PROBLEM DETAILS
Lines in the records below that contain the word "opgeslagen" must each be copied.

DATA PROVIDED
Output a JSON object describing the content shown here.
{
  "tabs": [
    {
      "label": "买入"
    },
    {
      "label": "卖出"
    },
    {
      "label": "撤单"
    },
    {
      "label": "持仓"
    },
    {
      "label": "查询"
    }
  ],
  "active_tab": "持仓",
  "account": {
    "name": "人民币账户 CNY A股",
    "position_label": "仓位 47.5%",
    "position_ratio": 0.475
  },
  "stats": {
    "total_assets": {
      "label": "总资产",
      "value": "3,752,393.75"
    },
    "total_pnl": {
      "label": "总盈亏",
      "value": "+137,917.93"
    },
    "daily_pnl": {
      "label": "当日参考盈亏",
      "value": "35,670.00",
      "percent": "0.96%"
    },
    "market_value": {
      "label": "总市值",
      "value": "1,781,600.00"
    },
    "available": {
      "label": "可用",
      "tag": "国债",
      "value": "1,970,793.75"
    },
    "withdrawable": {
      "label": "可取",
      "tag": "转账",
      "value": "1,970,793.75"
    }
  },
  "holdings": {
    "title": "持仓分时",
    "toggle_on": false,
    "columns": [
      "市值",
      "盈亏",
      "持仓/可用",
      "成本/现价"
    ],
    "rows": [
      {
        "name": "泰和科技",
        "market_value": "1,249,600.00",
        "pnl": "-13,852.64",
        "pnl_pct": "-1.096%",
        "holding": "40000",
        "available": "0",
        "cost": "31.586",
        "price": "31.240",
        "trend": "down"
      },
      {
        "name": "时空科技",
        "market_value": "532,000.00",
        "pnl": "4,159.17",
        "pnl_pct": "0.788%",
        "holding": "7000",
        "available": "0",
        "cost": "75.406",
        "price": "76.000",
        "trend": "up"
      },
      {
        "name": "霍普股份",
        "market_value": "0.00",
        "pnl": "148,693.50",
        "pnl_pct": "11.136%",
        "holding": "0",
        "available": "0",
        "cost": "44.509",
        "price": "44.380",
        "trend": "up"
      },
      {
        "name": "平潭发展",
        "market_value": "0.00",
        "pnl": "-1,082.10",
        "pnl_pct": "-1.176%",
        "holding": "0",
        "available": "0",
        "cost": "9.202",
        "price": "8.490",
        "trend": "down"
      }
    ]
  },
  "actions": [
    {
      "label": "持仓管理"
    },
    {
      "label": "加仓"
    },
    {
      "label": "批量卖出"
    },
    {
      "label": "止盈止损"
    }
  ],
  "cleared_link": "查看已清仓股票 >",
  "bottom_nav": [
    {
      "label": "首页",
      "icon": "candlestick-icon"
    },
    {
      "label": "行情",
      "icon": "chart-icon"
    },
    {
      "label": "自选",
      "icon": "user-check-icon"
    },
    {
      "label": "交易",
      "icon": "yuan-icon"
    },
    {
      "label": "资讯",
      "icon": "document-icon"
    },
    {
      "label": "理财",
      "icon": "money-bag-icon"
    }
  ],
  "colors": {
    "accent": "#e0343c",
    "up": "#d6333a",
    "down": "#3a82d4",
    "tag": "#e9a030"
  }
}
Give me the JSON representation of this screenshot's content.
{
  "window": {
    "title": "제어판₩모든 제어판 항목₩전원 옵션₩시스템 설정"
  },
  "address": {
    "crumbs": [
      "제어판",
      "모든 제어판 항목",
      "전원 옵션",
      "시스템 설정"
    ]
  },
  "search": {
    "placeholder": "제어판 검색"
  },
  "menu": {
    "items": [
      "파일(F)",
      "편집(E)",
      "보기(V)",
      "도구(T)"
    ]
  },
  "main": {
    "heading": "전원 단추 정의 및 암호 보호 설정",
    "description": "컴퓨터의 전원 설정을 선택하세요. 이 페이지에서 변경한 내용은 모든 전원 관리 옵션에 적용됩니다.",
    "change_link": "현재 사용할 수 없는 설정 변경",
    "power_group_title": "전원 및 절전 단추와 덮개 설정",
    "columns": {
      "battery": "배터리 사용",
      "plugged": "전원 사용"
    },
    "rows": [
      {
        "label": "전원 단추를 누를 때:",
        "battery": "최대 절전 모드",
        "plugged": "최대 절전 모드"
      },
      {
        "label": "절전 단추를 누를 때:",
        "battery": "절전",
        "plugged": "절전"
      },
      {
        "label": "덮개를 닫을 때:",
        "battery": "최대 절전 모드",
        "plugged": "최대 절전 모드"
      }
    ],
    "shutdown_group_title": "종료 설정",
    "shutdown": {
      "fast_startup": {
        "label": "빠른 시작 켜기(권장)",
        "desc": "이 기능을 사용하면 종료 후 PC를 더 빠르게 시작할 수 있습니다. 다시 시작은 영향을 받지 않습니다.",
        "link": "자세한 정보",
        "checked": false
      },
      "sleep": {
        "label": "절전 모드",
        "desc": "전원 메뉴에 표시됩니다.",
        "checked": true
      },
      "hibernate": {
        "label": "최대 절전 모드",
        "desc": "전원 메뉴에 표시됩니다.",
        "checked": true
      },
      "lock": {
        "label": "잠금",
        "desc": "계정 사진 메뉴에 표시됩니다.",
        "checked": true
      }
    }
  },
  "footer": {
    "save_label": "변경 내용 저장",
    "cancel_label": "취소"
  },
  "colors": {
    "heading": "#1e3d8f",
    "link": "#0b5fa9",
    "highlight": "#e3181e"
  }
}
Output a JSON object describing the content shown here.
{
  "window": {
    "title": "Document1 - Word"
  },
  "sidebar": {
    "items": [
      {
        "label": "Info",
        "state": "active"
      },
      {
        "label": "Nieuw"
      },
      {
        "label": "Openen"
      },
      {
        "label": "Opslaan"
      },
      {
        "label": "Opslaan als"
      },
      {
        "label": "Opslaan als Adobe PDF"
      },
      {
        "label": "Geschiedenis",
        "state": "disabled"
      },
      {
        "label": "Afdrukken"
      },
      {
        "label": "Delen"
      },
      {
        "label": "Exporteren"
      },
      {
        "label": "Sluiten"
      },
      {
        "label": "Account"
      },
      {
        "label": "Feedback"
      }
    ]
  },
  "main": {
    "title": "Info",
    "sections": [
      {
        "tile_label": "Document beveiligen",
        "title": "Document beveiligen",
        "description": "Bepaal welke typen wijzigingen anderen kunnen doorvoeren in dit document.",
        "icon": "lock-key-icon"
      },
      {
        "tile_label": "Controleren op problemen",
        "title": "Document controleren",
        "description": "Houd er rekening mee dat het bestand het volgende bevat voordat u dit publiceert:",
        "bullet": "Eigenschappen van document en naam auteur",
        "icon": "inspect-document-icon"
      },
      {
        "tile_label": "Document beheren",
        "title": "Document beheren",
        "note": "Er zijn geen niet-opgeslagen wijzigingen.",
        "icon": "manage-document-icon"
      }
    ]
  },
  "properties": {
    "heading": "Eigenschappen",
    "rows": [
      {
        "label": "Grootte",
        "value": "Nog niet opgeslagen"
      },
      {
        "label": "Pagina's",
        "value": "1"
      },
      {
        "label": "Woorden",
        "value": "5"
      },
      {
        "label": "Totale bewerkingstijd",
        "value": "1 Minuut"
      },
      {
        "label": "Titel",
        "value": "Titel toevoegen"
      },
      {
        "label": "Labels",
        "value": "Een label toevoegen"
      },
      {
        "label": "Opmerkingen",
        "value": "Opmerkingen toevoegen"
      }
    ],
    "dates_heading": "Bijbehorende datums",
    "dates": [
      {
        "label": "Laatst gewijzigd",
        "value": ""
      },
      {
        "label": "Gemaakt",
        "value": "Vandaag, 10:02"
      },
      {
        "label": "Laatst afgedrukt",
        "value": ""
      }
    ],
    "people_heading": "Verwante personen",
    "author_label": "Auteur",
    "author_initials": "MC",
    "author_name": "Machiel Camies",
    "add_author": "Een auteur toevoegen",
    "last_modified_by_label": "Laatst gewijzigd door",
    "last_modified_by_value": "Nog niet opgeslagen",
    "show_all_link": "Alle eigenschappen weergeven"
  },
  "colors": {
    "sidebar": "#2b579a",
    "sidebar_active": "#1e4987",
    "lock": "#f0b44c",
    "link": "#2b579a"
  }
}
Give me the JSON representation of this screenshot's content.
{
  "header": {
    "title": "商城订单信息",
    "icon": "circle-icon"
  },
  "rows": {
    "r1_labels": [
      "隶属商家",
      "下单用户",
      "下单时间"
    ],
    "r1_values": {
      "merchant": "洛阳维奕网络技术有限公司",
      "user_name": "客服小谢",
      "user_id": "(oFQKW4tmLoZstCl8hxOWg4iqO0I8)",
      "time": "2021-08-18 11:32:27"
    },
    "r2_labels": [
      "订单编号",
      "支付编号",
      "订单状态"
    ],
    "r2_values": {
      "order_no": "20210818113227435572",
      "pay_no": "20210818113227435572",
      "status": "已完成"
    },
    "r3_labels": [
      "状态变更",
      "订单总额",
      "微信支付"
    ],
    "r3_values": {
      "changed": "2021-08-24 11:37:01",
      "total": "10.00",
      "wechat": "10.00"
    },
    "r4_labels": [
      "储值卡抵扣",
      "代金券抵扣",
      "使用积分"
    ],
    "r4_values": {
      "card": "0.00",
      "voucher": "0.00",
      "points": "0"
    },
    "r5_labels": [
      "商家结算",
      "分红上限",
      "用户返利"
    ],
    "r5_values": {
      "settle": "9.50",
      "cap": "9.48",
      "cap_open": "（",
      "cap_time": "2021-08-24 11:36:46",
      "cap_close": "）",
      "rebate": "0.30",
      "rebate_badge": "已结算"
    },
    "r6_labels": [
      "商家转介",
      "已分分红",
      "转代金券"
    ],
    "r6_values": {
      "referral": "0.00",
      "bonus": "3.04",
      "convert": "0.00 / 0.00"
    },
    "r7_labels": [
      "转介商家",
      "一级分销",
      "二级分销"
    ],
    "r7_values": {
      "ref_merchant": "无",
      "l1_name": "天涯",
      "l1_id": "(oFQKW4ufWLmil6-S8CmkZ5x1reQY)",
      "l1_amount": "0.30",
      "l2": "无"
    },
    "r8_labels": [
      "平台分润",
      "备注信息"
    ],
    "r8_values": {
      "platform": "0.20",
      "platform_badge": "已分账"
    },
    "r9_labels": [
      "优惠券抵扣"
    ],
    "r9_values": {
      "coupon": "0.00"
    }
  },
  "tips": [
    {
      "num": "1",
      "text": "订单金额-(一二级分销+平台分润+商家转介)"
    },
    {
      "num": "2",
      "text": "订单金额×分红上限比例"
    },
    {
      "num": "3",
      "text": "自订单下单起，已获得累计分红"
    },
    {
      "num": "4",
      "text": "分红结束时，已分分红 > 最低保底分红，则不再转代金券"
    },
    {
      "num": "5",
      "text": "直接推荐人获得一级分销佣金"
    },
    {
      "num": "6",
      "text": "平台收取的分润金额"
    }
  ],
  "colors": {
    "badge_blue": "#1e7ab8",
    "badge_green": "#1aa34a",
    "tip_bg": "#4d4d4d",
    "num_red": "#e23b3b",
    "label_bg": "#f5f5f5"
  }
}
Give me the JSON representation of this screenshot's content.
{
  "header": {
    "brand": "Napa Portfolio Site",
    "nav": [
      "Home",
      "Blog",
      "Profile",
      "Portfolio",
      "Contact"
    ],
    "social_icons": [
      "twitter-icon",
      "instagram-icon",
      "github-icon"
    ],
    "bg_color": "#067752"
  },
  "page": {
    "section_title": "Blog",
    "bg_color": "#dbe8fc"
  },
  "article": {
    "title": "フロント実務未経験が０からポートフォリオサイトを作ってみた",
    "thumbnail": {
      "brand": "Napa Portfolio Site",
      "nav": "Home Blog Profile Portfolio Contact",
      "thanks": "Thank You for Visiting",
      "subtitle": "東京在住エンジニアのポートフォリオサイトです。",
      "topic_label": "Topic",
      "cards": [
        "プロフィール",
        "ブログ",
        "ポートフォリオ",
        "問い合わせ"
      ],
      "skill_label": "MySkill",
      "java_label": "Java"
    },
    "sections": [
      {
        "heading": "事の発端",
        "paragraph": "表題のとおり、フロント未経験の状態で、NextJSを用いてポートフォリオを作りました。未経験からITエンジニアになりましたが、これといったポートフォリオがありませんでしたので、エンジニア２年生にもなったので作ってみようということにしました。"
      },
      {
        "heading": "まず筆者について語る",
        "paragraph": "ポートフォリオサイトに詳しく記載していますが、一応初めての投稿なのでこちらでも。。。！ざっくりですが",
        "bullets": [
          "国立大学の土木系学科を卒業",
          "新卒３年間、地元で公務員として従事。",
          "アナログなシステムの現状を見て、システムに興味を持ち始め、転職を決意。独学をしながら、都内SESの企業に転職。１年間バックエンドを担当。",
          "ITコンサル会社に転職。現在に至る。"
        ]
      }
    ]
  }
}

OUTPUT OF THE TASK
        "note": "Er zijn geen niet-opgeslagen wijzigingen.",
        "value": "Nog niet opgeslagen"
    "last_modified_by_value": "Nog niet opgeslagen",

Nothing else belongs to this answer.